'95% of music downloads illegal despite boom'
The digital music business is booming but 95 per cent of downloads are still illegal and not paid for, according to a report published today.
Making money from digital music is "the biggest challenge for music companies" at the moment, according to the International Federation of the Phonographic Industry's (IFPI) Digital Music Report.
It reveals that the digital music business has grown for six years in succession.
In 2008, it grew by an estimated 25 per cent and is now worth 3.7 billion dollars.
Digital music now accounts for 20 per cent of recorded music sales, up from 15 per cent in 2007.
But that success is overshadowed by the popularity of illegal downloading.
The IFPI estimates more than 40 billion music files were illegally shared in 2008.
That compares with 1.4 billion legal single track downloads in 2008, with the top-selling digital single, Lil Wayne's Lollipop, selling 9.1 million units.
The UK saw one of the biggest increase in digital sales in the first half of 2008 with sales up by 45 per cent.
UK consumers downloaded 110 million single tracks in 2008 and 10.3 million digital albums were sold - accounting for 7.7 per cent of the country's albums market.
John Kennedy, chairman and chief executive of IFPI, said: "The recorded music industry is reinventing itself and its business models.
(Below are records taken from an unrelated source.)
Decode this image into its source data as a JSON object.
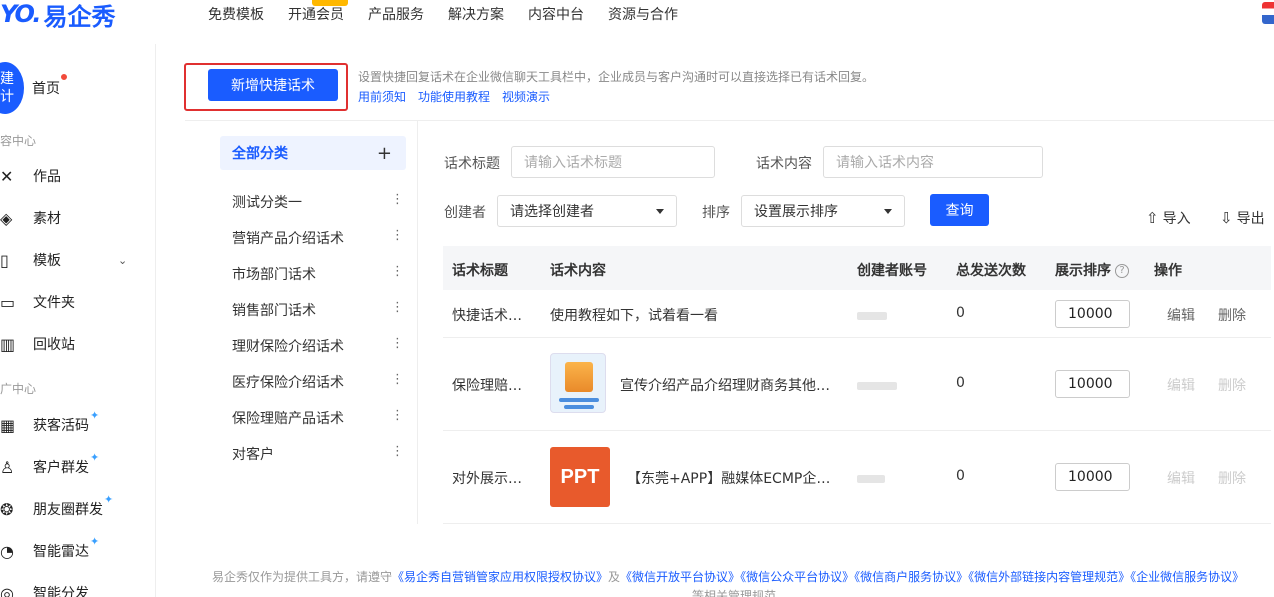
{
  "topbar": {
    "logo_text": "易企秀",
    "nav": [
      "免费模板",
      "开通会员",
      "产品服务",
      "解决方案",
      "内容中台",
      "资源与合作"
    ]
  },
  "sidebar": {
    "create_label_line1": "建",
    "create_label_line2": "计",
    "home": "首页",
    "section1": "容中心",
    "items1": [
      {
        "label": "作品",
        "icon": "works-icon"
      },
      {
        "label": "素材",
        "icon": "layers-icon"
      },
      {
        "label": "模板",
        "icon": "template-icon"
      },
      {
        "label": "文件夹",
        "icon": "folder-icon"
      },
      {
        "label": "回收站",
        "icon": "trash-icon"
      }
    ],
    "section2": "广中心",
    "items2": [
      {
        "label": "获客活码",
        "icon": "qrcode-icon"
      },
      {
        "label": "客户群发",
        "icon": "user-group-icon"
      },
      {
        "label": "朋友圈群发",
        "icon": "moments-icon"
      },
      {
        "label": "智能雷达",
        "icon": "radar-icon"
      },
      {
        "label": "智能分发",
        "icon": "distribute-icon"
      }
    ]
  },
  "main": {
    "create_button": "新增快捷话术",
    "description": "设置快捷回复话术在企业微信聊天工具栏中，企业成员与客户沟通时可以直接选择已有话术回复。",
    "links": [
      "用前须知",
      "功能使用教程",
      "视频演示"
    ]
  },
  "categories": {
    "all": "全部分类",
    "add": "+",
    "items": [
      "测试分类一",
      "营销产品介绍话术",
      "市场部门话术",
      "销售部门话术",
      "理财保险介绍话术",
      "医疗保险介绍话术",
      "保险理赔产品话术",
      "对客户"
    ]
  },
  "filters": {
    "title_label": "话术标题",
    "title_placeholder": "请输入话术标题",
    "content_label": "话术内容",
    "content_placeholder": "请输入话术内容",
    "creator_label": "创建者",
    "creator_value": "请选择创建者",
    "sort_label": "排序",
    "sort_value": "设置展示排序",
    "query": "查询",
    "import": "导入",
    "export": "导出"
  },
  "table": {
    "headers": [
      "话术标题",
      "话术内容",
      "创建者账号",
      "总发送次数",
      "展示排序",
      "操作"
    ],
    "rows": [
      {
        "title": "快捷话术…",
        "content": "使用教程如下，试着看一看",
        "creator": "",
        "count": "0",
        "sort": "10000",
        "edit": "编辑",
        "delete": "删除"
      },
      {
        "title": "保险理赔…",
        "content": "宣传介绍产品介绍理财商务其他…",
        "creator": "",
        "count": "0",
        "sort": "10000",
        "edit": "编辑",
        "delete": "删除"
      },
      {
        "title": "对外展示…",
        "content": "【东莞+APP】融媒体ECMP企…",
        "creator": "",
        "count": "0",
        "sort": "10000",
        "edit": "编辑",
        "delete": "删除",
        "thumb_text": "PPT"
      }
    ]
  },
  "footer": {
    "prefix": "易企秀仅作为提供工具方，请遵守",
    "link1": "《易企秀自营销管家应用权限授权协议》",
    "and": "及",
    "link2": "《微信开放平台协议》",
    "link3": "《微信公众平台协议》",
    "link4": "《微信商户服务协议》",
    "link5": "《微信外部链接内容管理规范》",
    "link6": "《企业微信服务协议》",
    "line2": "等相关管理规范"
  }
}
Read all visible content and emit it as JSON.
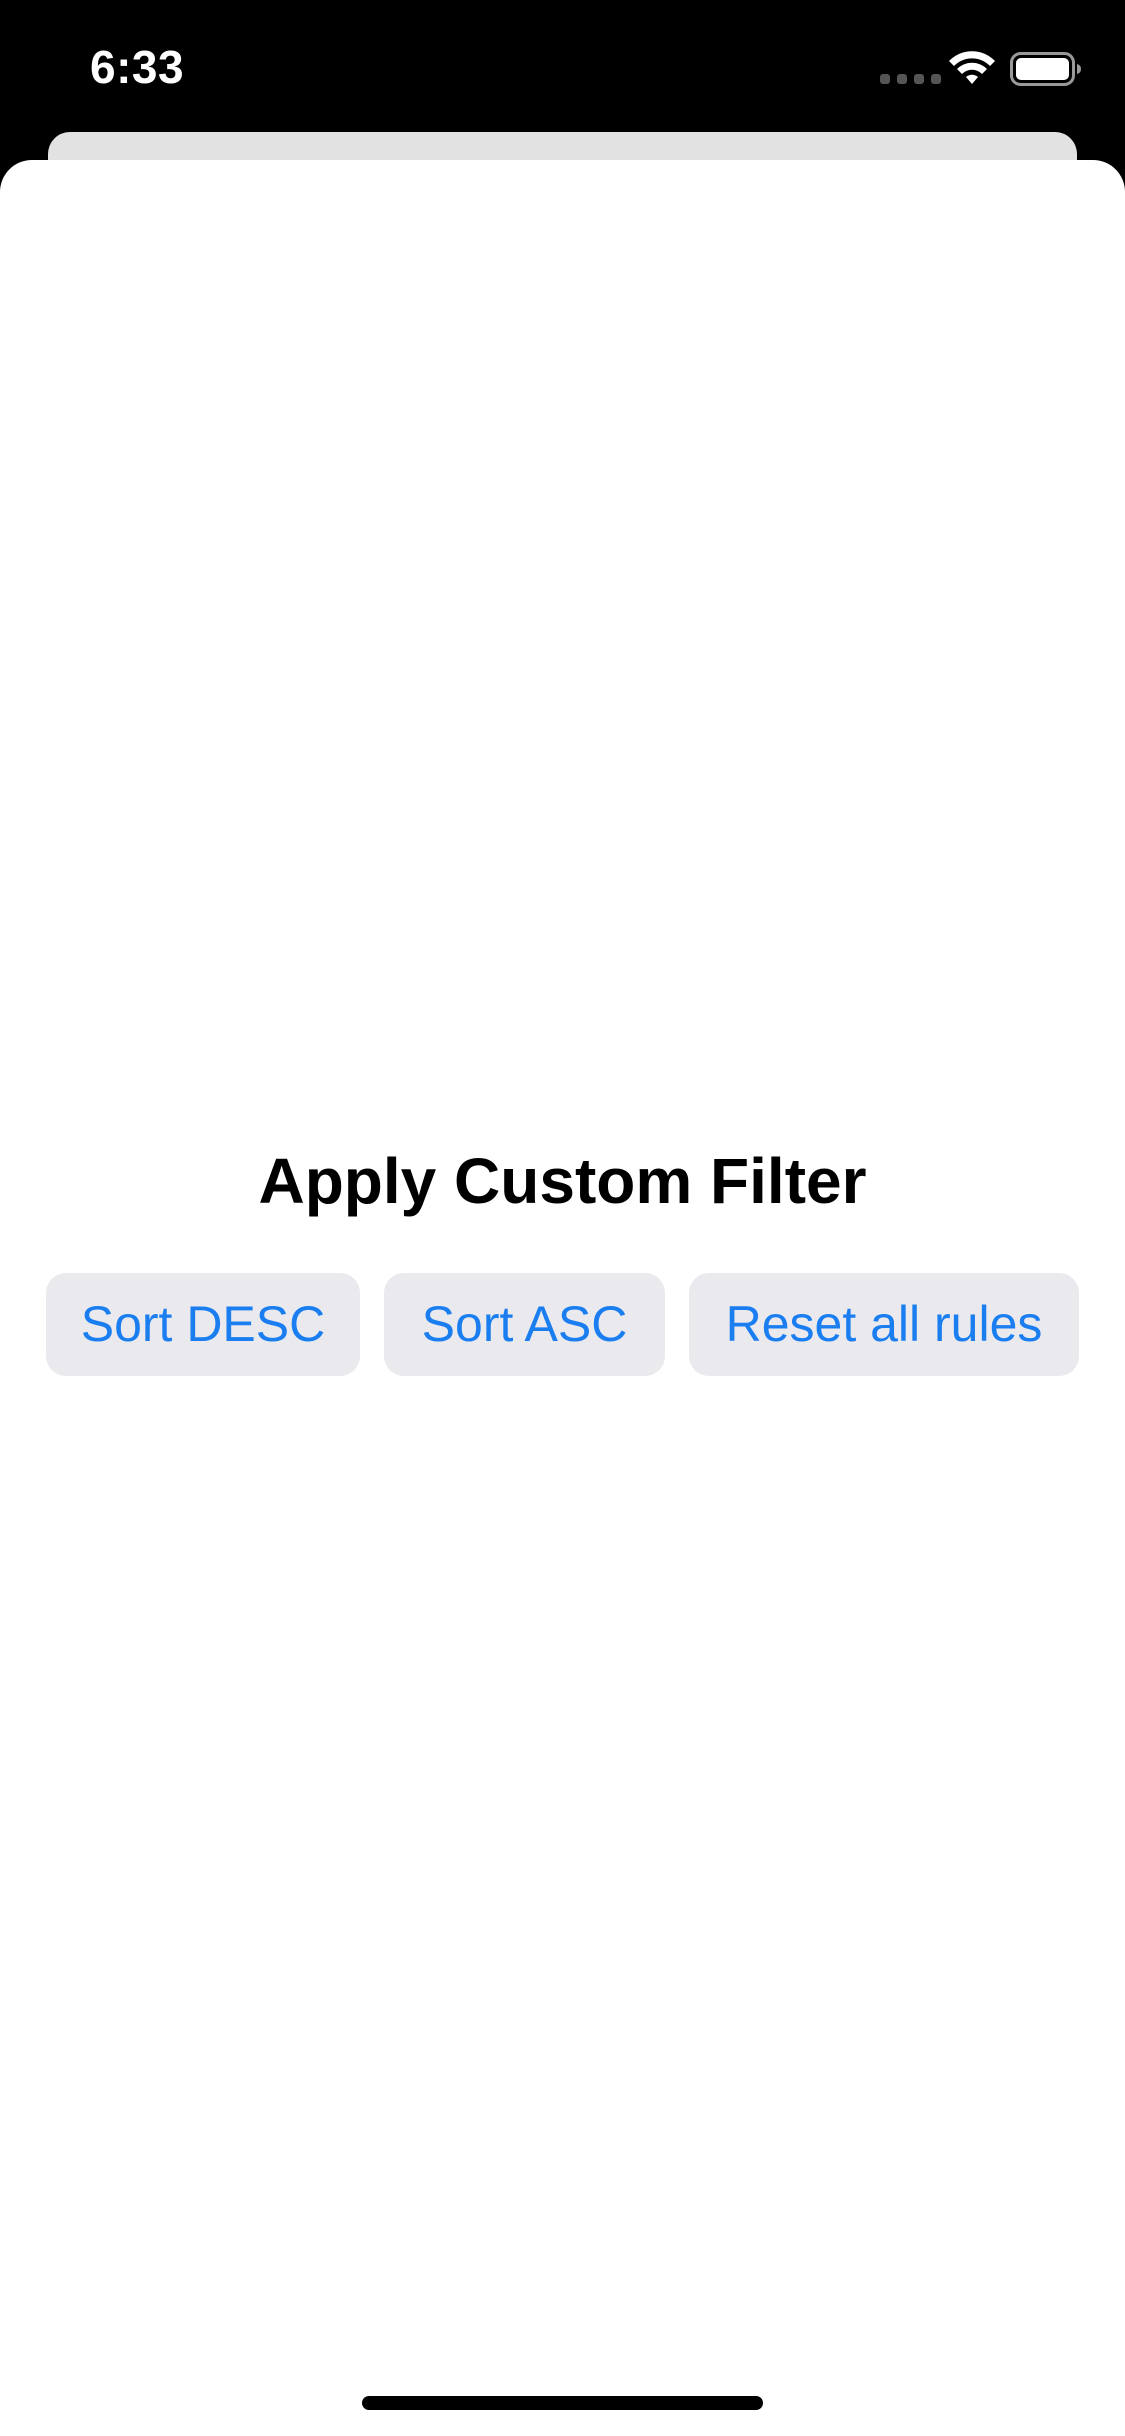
{
  "status_bar": {
    "time": "6:33",
    "icons": [
      "cellular-signal-icon",
      "wifi-icon",
      "battery-icon"
    ]
  },
  "screen": {
    "title": "Apply Custom Filter",
    "buttons": {
      "sort_desc": "Sort DESC",
      "sort_asc": "Sort ASC",
      "reset_rules": "Reset all rules"
    }
  },
  "colors": {
    "accent": "#1a7ef0",
    "button_bg": "#e9e9ee",
    "sheet_bg": "#ffffff",
    "status_bar_bg": "#000000"
  }
}
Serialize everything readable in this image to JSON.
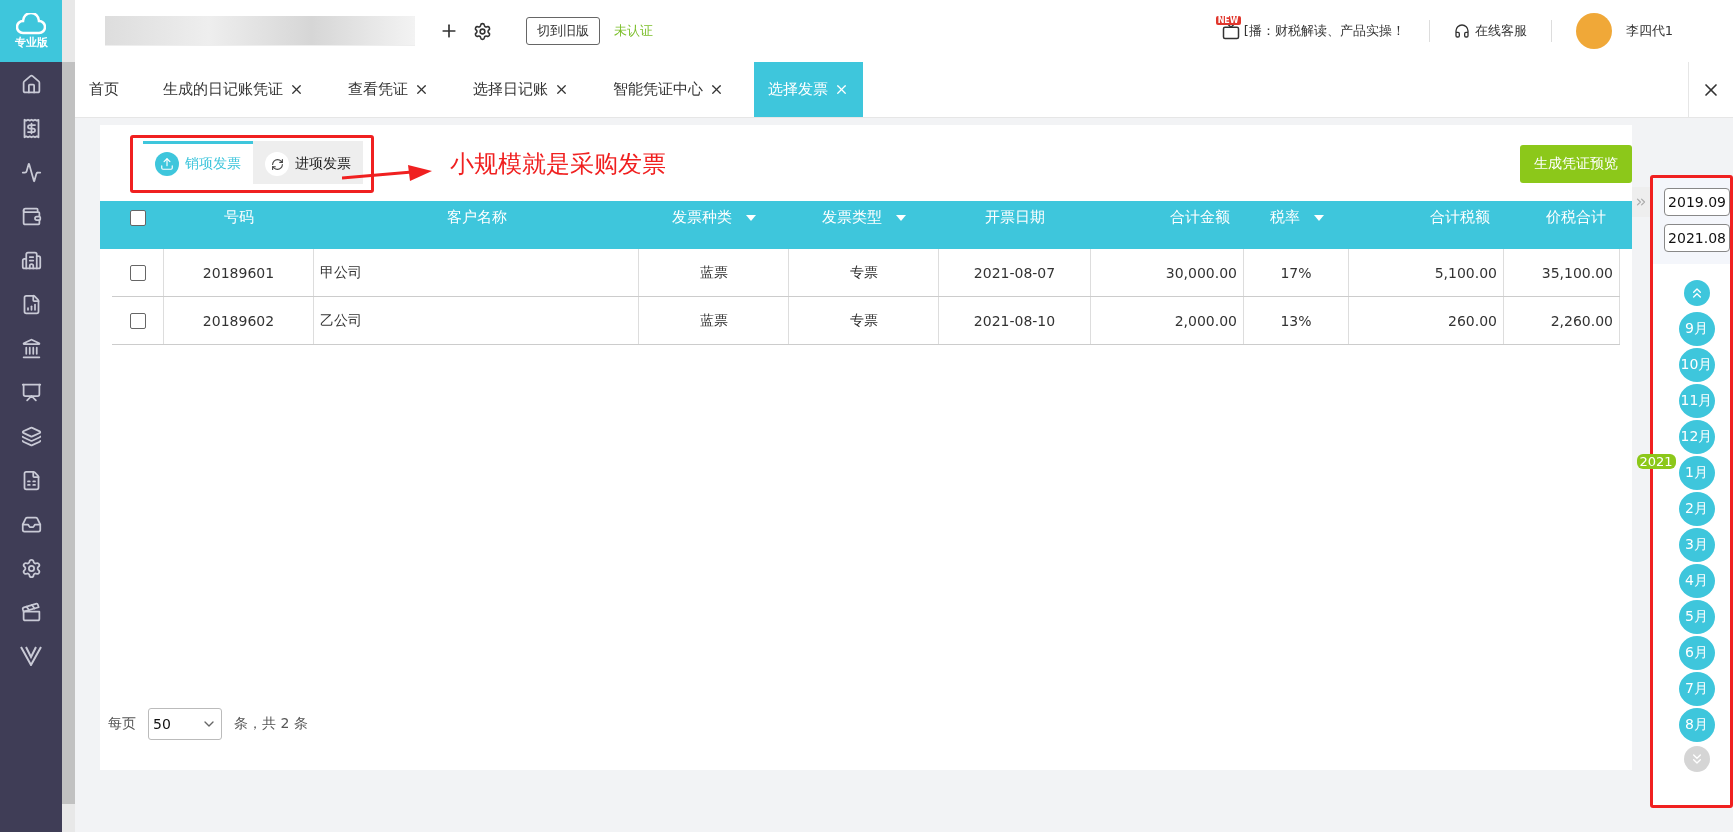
{
  "brand": {
    "edition": "专业版"
  },
  "header": {
    "switch_button": "切到旧版",
    "auth_status": "未认证",
    "news_badge": "NEW",
    "news": "[播：财税解读、产品实操！",
    "support": "在线客服",
    "user": "李四代1"
  },
  "tabs": [
    {
      "label": "首页",
      "closable": false,
      "selected": false
    },
    {
      "label": "生成的日记账凭证",
      "closable": true,
      "selected": false
    },
    {
      "label": "查看凭证",
      "closable": true,
      "selected": false
    },
    {
      "label": "选择日记账",
      "closable": true,
      "selected": false
    },
    {
      "label": "智能凭证中心",
      "closable": true,
      "selected": false
    },
    {
      "label": "选择发票",
      "closable": true,
      "selected": true
    }
  ],
  "subtabs": [
    {
      "label": "销项发票",
      "selected": true
    },
    {
      "label": "进项发票",
      "selected": false
    }
  ],
  "annotation": {
    "text": "小规模就是采购发票"
  },
  "generate_button": "生成凭证预览",
  "table": {
    "all_checked": false,
    "columns": [
      {
        "label": "号码",
        "kind": "center",
        "filter": false
      },
      {
        "label": "客户名称",
        "kind": "name",
        "filter": false
      },
      {
        "label": "发票种类",
        "kind": "center",
        "filter": true
      },
      {
        "label": "发票类型",
        "kind": "center",
        "filter": true
      },
      {
        "label": "开票日期",
        "kind": "center",
        "filter": false
      },
      {
        "label": "合计金额",
        "kind": "amount",
        "filter": false
      },
      {
        "label": "税率",
        "kind": "center",
        "filter": true
      },
      {
        "label": "合计税额",
        "kind": "amount",
        "filter": false
      },
      {
        "label": "价税合计",
        "kind": "amount",
        "filter": false
      }
    ],
    "rows": [
      {
        "checked": false,
        "cells": [
          "20189601",
          "甲公司",
          "蓝票",
          "专票",
          "2021-08-07",
          "30,000.00",
          "17%",
          "5,100.00",
          "35,100.00"
        ]
      },
      {
        "checked": false,
        "cells": [
          "20189602",
          "乙公司",
          "蓝票",
          "专票",
          "2021-08-10",
          "2,000.00",
          "13%",
          "260.00",
          "2,260.00"
        ]
      }
    ]
  },
  "pagination": {
    "per_page_label": "每页",
    "per_page": "50",
    "summary": "条，共 2 条"
  },
  "date_range": {
    "start": "2019.09",
    "end": "2021.08"
  },
  "month_nav": {
    "up_disabled": false,
    "down_disabled": true
  },
  "months": [
    {
      "label": "9月"
    },
    {
      "label": "10月"
    },
    {
      "label": "11月"
    },
    {
      "label": "12月"
    },
    {
      "label": "1月",
      "year": "2021"
    },
    {
      "label": "2月"
    },
    {
      "label": "3月"
    },
    {
      "label": "4月"
    },
    {
      "label": "5月"
    },
    {
      "label": "6月"
    },
    {
      "label": "7月"
    },
    {
      "label": "8月"
    }
  ]
}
Music companies have changed their whole approach to doing business, reshaped their operations and responded to the dramatic transformation in the way music is distributed and consumed.
"There is a momentous debate going on about the environment on which our business, and all the people working in it, depends.
"Governments are beginning to accept that, in the debate over 'free content' and engaging ISPs in protecting intellectual property rights, doing nothing is not an option if there is to be a future for commercial digital content."
IFPI represents 1,400 companies in 72 countries.
Life & Style blogs
Free porn websites could be shut down within months, says David Cameron
National Orgasm Day: Six reasons (plus one bogus one) why they're good for us
What do the emojis on Snapchat mean?
Amazon Prime - how to cancel: after Top Gear hiring, instructions on how to leave premium service
National Orgasm Day: Don't get caught up on climaxing
Yvette Cooper: Our choice is years of Tory rule under Jeremy Corbyn – or a return to a Labour government
Labour leadership contender Jeremy Corbyn says 'we can learn a great deal from Karl Marx'
Is Britain really full up? Are migrants taking our jobs? Leading academic answers the most common anti-immigration claims
Public anger after French sunbather beaten up by gang for wearing a bikini in Reims park
Labour leadership: New poll shows party is now even 'less electable' than under Ed Miliband
While we fixate on Calais, the Home Office is quietly deporting dozens of migrants on 'ghost flights'
- 1 Free porn websites could be shut down within months, says David Cameron
- 2 Stuart Baggs dies: Apprentice star 'The Brand' found dead aged 27
- 3 Whoopi Goldberg tells Cara Delevingne to suck it up: 'She's not famous. I'M famous'
- 4 1000 people played Foo Fighters simultaneously to try and get them to play their city
- 5 Every club should be like Labour – you can’t join as a new member unless you’re already a member
iJobs Gadgets & Tech
£25000 - £30000 per annum: Recruitment Genius: This digital and print design a...
£50000 - £60000 per annum: Ashdown Group: Report Analyst - Essex - up to £60,0...
£18000 - £25000 per annum: Recruitment Genius: This family run IT service busi...
£32000 - £40000 per annum: Recruitment Genius: This family run IT service busi...